Hosted by Peter Ustinov.
You may not agree with the panel's conclusions, but still a nice watch.....
My guess is that is actually a gaseous alien creature that has been stalking mankind since the beginning. It can probably create a hypnotic shield so only the victim sees it as it attacks. It will probably follow mankind into space and continue murdering until some clever starship captain defeats it, perhaps near Rigel or.a pleasure planet nearby.
I pity any heartbroken Scotsman who encounters such an entity, lest he be used as a tool for its bloodlust.
Jack the Ripper
Bloch continued to revisit the Jack the Ripper theme. His contribution to Harlan Ellison's 1967 science fiction anthology Dangerous Visionswas a story, "A Toy for Juliette", which evoked both Jack the Ripper and the Marquis de Sade in a time-travel story. The same anthology had Ellison's sequel to it titled "The Prowler in the City at the Edge of the World". His earlier idea of the Ripper as an immortal being resurfaced in Bloch's contribution to the original Star Trek series episode "Wolf in the Fold". His 1984 novel Night of the Ripper is set during the reign of Queen Victoria and follows the investigation of Inspector Frederick Abberline in attempting to apprehend the Ripper, and includes some famous Victorians such as Sir Arthur Conan Doyle within the storyline.
Boris Karloff's Thriller - Yours Truly, Jack The Ripper
Season 1 Episode 28 1961 , Hosted by Boris Karloff , 70 years after the Jack the Ripper killings in London, Sir Guy (John Williams) convinces the police that Jack may still be alive, eternally young, and still killing, currently in New York. The director of this episode, Ray Milland, is probably most familiar to genre fans as the star of flicks like 1963's X: The Man with the X-Ray Eyes and 1972's campy The Thing with Two Heads, though he has appeared in starring roles and guest spots in many other movies and TV shows throughout the years. The teleplay for this episode is based on a story by Robert Bloch, well known to horror-movie aficionados as the man who penned the novel on which Alfred Hitchcock's Psycho was based. Written by: Barre Lyndon, from a story by Robert Bloch Directed by: Ray Milland Starring: John Williams , Edmond Ryan , Donald Woods , and Ransom Sherman Original Air Date: April 11, 1961
Jack the Ripper song - Psychoville - BBC
There's a great short story by Ellison - the name of which escapes me - that involves a man who finds Lon Cheney's makeup kit, and he tries several makeups on, each one turning him into a different character.
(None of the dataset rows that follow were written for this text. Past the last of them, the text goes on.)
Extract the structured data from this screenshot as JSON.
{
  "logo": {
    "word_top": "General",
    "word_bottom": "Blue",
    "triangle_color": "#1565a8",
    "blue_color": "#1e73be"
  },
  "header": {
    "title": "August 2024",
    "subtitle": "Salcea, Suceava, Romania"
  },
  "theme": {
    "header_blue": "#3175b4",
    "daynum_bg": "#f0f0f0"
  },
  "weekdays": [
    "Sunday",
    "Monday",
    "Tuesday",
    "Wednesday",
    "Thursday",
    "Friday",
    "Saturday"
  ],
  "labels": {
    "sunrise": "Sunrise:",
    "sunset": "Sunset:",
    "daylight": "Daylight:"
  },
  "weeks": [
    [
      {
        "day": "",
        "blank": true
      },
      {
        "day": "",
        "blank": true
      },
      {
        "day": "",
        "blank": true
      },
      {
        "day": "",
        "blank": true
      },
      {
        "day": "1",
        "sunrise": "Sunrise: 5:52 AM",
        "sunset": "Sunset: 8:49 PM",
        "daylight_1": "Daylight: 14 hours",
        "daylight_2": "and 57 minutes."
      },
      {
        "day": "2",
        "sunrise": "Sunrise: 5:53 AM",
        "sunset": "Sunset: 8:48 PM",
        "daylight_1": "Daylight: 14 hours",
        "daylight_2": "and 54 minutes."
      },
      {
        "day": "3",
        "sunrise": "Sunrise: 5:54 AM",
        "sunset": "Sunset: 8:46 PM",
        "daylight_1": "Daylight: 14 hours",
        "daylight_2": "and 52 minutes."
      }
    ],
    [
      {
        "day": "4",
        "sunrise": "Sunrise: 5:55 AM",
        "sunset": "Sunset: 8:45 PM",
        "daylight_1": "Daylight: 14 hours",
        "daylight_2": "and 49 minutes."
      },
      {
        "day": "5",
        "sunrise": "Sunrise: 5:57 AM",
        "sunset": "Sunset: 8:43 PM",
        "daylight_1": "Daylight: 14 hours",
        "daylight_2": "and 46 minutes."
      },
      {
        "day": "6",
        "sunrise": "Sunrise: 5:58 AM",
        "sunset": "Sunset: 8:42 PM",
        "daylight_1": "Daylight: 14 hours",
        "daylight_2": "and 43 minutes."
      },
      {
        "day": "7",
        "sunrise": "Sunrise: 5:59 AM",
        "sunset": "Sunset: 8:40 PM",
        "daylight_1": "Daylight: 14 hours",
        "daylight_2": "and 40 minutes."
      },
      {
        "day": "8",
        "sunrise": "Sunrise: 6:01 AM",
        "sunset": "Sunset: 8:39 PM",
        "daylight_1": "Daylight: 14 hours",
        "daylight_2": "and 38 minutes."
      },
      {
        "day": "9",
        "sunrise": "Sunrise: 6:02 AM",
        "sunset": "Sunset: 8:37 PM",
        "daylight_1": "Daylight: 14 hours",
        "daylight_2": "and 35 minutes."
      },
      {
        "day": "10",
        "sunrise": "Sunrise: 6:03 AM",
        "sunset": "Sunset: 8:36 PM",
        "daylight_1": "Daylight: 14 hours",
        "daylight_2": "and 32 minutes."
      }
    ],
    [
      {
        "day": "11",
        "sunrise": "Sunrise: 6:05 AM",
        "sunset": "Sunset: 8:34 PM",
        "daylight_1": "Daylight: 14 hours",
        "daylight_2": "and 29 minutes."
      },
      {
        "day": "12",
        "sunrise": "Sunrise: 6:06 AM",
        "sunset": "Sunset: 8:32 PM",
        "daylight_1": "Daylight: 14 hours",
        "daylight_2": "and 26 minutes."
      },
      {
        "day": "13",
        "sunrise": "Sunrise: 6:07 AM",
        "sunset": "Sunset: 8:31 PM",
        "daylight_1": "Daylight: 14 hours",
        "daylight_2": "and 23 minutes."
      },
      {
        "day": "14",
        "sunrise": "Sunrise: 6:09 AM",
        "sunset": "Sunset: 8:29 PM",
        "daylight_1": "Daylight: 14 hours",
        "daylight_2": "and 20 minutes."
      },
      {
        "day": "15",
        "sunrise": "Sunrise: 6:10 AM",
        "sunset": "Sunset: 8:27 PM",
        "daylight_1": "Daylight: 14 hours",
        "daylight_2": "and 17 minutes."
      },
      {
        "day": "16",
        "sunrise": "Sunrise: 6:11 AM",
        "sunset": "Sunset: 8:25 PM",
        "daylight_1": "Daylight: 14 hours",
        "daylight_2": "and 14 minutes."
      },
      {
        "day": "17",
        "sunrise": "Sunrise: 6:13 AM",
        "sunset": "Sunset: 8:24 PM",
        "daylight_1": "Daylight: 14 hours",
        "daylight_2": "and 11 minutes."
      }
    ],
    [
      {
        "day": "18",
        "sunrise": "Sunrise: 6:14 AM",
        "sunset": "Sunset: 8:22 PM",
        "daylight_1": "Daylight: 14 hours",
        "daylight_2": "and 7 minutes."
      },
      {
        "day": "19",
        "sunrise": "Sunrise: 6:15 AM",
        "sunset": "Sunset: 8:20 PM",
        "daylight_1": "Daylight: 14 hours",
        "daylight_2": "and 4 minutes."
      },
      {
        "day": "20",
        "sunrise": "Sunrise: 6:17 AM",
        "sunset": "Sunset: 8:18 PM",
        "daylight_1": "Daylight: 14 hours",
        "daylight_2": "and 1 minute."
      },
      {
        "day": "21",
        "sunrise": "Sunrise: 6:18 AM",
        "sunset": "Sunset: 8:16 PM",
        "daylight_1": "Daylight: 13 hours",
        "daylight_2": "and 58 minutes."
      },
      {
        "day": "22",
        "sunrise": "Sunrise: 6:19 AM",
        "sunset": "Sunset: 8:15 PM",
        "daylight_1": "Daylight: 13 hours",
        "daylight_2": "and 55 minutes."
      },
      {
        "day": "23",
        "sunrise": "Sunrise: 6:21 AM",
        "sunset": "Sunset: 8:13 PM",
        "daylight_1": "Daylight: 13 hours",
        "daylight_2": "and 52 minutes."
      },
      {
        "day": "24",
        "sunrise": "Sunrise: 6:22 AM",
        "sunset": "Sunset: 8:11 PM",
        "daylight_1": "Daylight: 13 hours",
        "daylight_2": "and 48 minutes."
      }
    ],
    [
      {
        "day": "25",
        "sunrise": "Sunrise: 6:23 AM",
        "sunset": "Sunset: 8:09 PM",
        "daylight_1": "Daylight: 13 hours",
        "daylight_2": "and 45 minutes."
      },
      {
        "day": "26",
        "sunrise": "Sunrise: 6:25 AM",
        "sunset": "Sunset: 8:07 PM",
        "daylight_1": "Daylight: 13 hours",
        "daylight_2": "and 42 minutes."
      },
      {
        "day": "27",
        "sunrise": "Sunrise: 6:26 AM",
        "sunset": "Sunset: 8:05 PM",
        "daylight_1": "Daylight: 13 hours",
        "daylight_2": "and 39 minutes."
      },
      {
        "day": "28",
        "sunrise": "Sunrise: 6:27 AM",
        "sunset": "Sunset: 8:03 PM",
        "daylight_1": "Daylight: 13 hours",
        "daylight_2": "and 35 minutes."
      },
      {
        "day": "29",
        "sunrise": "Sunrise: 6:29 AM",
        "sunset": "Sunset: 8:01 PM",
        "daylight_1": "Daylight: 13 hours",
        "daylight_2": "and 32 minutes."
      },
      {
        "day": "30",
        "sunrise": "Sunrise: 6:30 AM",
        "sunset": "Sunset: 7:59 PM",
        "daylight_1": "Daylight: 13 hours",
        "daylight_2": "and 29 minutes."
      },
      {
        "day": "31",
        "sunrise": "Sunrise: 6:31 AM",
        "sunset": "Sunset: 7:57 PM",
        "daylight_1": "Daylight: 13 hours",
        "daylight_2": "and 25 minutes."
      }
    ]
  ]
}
The last one he does is making himself up as Jack the Ripper, and ends up going out to kill. Fantastic stuff.
If you've not seen Psychoville it's well worth watching.